DATA UNDER STUDY.

┄┄┄┄┄┄

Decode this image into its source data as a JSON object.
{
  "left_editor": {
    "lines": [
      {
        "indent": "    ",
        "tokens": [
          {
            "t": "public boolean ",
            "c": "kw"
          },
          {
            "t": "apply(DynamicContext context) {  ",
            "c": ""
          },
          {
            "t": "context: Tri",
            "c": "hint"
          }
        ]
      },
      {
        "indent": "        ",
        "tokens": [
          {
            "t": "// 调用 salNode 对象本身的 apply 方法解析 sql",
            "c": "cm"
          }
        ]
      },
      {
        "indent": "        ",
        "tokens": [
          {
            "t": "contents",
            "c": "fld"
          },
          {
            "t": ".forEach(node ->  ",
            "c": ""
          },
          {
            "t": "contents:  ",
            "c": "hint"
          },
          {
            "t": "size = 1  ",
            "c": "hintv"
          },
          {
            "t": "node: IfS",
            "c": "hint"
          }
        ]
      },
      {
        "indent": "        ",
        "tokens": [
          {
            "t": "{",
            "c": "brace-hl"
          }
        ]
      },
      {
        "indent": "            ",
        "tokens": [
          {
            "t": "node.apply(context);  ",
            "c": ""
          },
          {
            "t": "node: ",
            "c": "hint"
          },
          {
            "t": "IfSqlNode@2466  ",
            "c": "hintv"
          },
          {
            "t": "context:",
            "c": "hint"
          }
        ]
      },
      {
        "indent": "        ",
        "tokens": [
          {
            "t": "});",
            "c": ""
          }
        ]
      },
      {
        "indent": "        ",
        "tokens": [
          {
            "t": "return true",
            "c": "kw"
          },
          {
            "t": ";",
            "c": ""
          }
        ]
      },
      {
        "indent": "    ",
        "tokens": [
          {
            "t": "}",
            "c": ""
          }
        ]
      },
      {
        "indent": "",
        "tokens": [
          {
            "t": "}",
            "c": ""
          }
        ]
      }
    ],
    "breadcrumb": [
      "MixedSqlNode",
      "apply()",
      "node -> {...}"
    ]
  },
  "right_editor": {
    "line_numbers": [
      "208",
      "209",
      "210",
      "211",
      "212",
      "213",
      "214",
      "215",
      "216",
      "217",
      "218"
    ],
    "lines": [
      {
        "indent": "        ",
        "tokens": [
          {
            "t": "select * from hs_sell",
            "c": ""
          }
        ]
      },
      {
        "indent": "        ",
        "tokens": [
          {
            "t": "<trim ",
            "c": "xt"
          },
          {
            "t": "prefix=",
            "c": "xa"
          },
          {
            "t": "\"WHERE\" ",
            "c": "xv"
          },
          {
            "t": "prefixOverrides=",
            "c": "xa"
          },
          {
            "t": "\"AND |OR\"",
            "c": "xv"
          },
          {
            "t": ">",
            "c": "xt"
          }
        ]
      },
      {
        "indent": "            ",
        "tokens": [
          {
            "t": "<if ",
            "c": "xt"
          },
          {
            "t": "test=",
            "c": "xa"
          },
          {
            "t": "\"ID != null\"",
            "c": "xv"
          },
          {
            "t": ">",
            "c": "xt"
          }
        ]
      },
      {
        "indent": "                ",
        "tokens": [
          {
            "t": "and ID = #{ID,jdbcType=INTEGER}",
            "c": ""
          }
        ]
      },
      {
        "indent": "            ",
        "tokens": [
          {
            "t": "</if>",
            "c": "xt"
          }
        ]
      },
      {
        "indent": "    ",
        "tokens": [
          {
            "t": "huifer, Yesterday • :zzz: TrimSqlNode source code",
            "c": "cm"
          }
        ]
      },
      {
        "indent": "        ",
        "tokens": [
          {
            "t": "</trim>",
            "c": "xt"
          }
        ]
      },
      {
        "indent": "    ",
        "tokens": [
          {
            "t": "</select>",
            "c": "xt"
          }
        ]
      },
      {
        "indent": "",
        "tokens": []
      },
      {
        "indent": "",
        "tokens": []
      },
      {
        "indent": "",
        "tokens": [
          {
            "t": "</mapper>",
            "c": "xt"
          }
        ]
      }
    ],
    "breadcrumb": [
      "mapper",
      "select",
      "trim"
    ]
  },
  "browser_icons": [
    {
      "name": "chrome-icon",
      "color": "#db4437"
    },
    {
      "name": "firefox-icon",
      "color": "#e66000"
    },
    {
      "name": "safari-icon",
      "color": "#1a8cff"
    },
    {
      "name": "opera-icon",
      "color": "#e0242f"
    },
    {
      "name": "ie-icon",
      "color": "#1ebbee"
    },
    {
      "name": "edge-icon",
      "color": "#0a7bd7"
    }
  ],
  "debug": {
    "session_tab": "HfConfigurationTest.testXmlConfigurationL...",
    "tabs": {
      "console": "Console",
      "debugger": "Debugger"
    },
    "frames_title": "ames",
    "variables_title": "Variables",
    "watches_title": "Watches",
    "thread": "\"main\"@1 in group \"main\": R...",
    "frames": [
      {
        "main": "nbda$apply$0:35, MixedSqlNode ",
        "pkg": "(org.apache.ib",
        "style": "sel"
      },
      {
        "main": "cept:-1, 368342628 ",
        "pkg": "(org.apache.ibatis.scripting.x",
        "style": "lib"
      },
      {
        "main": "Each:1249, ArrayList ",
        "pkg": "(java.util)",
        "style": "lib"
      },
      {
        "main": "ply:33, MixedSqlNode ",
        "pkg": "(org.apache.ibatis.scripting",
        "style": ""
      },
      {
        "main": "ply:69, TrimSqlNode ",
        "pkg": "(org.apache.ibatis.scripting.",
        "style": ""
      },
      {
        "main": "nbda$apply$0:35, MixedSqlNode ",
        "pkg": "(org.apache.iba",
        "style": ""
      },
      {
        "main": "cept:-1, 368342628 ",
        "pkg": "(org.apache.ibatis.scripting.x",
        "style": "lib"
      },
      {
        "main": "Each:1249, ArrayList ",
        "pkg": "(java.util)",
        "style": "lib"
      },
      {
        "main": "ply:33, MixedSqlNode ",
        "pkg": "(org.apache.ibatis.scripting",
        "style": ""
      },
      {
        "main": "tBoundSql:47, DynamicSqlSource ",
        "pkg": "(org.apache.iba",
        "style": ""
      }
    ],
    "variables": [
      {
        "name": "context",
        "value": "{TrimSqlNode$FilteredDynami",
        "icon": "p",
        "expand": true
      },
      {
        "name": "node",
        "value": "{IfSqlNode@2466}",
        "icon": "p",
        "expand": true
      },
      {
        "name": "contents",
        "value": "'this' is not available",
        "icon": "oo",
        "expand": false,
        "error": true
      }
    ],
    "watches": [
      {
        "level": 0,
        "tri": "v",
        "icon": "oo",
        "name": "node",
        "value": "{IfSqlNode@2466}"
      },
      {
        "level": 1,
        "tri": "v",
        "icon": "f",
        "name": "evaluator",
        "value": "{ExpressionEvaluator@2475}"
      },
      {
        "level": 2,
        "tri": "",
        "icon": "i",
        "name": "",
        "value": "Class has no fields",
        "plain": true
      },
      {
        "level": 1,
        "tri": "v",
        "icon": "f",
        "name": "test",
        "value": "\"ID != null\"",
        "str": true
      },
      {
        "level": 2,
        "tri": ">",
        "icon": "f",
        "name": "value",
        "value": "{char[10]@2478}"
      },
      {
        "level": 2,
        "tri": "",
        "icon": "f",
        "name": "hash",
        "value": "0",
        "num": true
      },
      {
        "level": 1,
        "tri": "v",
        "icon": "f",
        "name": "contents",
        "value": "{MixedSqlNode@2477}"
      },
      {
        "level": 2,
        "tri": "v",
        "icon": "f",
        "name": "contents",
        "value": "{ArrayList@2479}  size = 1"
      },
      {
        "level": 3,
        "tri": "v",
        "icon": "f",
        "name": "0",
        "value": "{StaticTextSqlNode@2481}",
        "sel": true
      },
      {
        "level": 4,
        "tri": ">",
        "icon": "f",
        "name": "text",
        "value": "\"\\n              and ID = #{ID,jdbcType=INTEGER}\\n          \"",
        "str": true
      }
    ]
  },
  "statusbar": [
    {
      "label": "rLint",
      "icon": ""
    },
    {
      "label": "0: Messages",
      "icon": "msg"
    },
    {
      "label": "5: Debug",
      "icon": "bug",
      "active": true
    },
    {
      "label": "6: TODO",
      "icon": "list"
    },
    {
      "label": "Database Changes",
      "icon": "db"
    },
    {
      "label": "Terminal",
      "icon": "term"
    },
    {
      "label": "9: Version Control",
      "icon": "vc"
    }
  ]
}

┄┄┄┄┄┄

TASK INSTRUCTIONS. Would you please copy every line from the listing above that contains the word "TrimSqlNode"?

EXERCISE OUTPUT.
            "t": "huifer, Yesterday • :zzz: TrimSqlNode source code",
        "main": "ply:69, TrimSqlNode ",
        "value": "{TrimSqlNode$FilteredDynami",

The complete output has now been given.